As aforementioned, it struck me how many similarities there are between spiritual abuse and interpersonal violence. Here’s one example. Survivors of abuse are often well acquainted with the term (and the experience of) gaslighting, which I translate to “crazy-making” or “sowing seeds of doubt.” For instance, if you claim with confidence that the ocean is blue, but a room full of people insists it’s red, you’ll likely begin to question yourself: “Am I the one who’s wrong here?” Often, survivors of trauma are told their experiences of abuse didn’t happen that way—or, even worse—at all. In some spiritual communities, gaslighting is a tactic used to downplay the impact of religious trauma, which protects the image of the community at the expense of the survivor’s well-being.
One of the biggest themes that tends to emerge in my work with survivors of spiritual abuse is having an underdeveloped sense of self. An emphasis upon serving others or a higher being(s) is not inherently bad—many communities thrive through shared collectivistic values and it can feel fulfilling to support others. At the same time, it’s really hard to pour from an empty cup. If we’re constantly serving others at the expense of ourselves, we develop a new normal in which our basic needs don’t need to be met, our emotions seem selfish or unknown, and we sacrifice our own identity development.
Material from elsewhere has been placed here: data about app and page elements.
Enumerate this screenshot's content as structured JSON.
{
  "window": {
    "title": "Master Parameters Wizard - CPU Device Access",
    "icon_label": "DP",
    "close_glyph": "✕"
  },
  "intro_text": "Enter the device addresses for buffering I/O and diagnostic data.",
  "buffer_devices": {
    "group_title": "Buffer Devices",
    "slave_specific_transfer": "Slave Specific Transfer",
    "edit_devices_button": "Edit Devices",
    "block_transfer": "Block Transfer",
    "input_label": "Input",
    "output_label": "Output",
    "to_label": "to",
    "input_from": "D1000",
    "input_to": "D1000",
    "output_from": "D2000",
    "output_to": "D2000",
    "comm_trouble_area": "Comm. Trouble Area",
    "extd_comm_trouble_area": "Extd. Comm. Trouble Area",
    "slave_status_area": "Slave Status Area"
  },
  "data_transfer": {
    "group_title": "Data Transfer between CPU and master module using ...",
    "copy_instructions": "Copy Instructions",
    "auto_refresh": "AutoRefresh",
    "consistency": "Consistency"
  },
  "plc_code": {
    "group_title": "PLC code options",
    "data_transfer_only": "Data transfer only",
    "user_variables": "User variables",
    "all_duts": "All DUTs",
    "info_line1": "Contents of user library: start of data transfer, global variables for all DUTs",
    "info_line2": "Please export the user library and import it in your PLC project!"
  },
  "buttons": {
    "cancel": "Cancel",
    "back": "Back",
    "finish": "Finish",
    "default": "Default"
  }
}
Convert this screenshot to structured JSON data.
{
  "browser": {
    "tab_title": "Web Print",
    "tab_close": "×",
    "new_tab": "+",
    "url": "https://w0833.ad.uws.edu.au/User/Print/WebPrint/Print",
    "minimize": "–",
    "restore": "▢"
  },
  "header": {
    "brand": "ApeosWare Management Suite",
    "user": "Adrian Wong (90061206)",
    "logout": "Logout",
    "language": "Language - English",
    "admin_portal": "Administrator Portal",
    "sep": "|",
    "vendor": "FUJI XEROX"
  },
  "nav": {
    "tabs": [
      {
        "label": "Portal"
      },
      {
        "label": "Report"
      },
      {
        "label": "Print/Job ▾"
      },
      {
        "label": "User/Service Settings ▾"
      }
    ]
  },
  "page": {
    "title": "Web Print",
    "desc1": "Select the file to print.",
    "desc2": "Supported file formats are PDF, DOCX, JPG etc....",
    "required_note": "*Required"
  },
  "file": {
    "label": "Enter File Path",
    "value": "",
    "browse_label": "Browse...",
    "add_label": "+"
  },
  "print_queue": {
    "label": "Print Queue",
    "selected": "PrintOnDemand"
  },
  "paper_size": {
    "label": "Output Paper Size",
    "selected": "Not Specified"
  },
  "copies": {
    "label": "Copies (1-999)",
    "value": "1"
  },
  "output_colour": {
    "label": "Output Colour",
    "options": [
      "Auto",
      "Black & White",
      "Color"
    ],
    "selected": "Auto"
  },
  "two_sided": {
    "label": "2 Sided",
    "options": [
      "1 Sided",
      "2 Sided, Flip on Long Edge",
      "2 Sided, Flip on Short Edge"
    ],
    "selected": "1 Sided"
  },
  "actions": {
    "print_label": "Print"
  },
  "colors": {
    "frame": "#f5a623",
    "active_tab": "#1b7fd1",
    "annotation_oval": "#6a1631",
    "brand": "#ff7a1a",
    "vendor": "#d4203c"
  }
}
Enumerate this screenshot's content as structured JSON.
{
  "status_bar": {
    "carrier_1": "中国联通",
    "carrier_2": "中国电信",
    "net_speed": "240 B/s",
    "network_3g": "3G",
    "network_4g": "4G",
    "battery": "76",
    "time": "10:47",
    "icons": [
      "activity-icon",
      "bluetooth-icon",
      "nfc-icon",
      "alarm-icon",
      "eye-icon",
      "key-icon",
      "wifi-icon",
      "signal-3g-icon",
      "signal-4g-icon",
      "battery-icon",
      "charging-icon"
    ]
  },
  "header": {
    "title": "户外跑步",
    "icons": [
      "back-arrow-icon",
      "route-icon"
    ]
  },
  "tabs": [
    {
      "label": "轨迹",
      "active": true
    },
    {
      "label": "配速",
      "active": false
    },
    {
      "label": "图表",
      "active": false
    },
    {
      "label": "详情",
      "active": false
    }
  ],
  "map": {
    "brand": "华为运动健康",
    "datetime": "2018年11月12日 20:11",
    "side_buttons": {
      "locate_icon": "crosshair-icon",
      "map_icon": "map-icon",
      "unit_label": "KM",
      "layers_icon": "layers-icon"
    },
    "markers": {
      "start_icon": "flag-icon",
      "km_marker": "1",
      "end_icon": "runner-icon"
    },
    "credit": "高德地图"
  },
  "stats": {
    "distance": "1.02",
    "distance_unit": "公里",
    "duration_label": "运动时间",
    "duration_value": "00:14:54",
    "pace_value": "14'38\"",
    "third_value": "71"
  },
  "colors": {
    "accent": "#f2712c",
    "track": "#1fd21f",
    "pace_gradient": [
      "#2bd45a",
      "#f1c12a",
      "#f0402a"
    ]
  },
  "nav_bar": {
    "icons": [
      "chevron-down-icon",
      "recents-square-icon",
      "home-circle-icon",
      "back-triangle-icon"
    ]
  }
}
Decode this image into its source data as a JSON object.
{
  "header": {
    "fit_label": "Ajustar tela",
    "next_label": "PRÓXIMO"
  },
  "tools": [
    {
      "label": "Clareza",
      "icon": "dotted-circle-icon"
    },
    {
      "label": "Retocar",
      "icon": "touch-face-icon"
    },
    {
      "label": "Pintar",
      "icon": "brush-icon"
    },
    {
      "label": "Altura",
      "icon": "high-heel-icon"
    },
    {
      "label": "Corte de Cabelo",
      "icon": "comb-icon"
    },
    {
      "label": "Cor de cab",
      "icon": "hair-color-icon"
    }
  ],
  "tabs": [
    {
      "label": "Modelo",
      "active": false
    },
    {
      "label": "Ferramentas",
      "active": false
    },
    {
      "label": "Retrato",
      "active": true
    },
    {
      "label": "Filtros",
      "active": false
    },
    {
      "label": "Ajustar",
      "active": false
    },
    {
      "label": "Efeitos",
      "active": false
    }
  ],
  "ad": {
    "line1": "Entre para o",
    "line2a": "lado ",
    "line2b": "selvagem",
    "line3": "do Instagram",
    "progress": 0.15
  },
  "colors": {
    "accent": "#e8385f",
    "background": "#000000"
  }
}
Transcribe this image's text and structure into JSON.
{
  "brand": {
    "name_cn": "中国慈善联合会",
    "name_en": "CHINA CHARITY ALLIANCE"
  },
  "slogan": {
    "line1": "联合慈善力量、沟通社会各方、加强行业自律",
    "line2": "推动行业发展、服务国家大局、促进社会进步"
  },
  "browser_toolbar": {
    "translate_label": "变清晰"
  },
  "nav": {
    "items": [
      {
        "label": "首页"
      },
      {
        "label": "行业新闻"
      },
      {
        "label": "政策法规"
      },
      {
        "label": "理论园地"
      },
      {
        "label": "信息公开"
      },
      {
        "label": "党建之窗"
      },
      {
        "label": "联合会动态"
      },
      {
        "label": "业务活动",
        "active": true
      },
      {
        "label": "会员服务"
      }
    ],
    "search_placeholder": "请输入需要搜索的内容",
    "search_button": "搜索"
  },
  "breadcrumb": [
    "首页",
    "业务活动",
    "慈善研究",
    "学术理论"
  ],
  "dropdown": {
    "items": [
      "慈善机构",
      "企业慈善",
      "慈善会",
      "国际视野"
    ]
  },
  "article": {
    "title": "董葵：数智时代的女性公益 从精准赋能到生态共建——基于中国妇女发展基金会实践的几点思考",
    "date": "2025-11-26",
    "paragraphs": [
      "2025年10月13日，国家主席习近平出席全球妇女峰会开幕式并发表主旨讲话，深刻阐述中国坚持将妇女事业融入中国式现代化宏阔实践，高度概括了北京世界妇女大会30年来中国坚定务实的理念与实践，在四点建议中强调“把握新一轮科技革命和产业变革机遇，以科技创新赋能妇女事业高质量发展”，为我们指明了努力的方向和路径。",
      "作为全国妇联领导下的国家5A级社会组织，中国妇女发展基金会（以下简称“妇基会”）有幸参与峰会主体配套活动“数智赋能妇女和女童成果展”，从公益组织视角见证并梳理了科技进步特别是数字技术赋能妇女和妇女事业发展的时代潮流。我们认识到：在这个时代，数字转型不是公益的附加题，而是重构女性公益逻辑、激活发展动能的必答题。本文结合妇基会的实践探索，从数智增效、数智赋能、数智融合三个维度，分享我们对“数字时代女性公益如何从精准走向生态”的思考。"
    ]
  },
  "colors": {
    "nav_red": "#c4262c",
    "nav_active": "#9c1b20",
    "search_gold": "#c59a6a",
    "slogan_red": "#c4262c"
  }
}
Finally, we all hold morals and values regardless of our affiliation or lack thereof with a spiritual community or faith.
What has been the most impactful part of this journey for you?
For me, the most impactful part of any trauma work is bearing witness to clients regaining a sense of self and ability to trust after their emotional or physical safety has been violated. For survivors of spiritual trauma, this may look like being able to identify their needs, enter a spiritual space again, trust authority figures, or live according to their authentic values.
Is there anything you want to say to someone who may be reading this and wondering if they’ve experienced religious abuse?
Trust your experience. Our brains and bodies are wired to alert us when we encounter actual or potential harm. If you’re not sure if what you’ve experienced or are currently experiencing constitutes spiritual abuse, try to approach your experience with gentle curiosity rather than criticism or self-doubt.
Acknowledging that spiritual abuse is happening does not mean you cannot have a healthy relationship with your faith if desired. Therapy can help you determine which spiritual values fit for you and which ones do not. It’s also okay to decide to move away from a faith identity.
Are you looking for a therapist in Dallas, TX to explore issues related to spiritual abuse or religious trauma? We have specialitsts who work with this issue. Check out our specialty page to learn more about what we offer and to see if one of our therapists might be a good fit for you!